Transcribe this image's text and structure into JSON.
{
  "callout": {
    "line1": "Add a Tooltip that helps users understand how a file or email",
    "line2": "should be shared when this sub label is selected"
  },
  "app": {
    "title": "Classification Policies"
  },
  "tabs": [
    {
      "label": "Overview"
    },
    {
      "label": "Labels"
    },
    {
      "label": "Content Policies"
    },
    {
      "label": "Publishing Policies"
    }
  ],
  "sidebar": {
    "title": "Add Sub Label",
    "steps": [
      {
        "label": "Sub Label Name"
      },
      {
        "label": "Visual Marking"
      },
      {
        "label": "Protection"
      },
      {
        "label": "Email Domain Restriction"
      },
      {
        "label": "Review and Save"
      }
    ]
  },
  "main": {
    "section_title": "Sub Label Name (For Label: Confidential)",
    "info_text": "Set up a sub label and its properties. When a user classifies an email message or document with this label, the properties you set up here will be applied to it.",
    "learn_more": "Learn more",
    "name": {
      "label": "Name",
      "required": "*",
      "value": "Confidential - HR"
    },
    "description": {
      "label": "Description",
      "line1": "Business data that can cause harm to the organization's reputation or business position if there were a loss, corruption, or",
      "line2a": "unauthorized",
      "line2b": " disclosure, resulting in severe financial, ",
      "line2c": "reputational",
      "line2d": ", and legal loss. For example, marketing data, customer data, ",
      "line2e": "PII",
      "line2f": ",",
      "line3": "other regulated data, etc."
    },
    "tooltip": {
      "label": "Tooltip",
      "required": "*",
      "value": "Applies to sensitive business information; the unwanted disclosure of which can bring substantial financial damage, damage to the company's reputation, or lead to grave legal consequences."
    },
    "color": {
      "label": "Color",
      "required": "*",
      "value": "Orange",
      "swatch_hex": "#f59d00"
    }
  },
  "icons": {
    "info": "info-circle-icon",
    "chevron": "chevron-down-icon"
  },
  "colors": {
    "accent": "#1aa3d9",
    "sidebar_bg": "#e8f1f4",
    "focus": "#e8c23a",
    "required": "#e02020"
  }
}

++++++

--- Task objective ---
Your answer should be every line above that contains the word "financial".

--- Finished exercise ---
      "line2b": " disclosure, resulting in severe financial, ",
      "value": "Applies to sensitive business information; the unwanted disclosure of which can bring substantial financial damage, damage to the company's reputation, or lead to grave legal consequences."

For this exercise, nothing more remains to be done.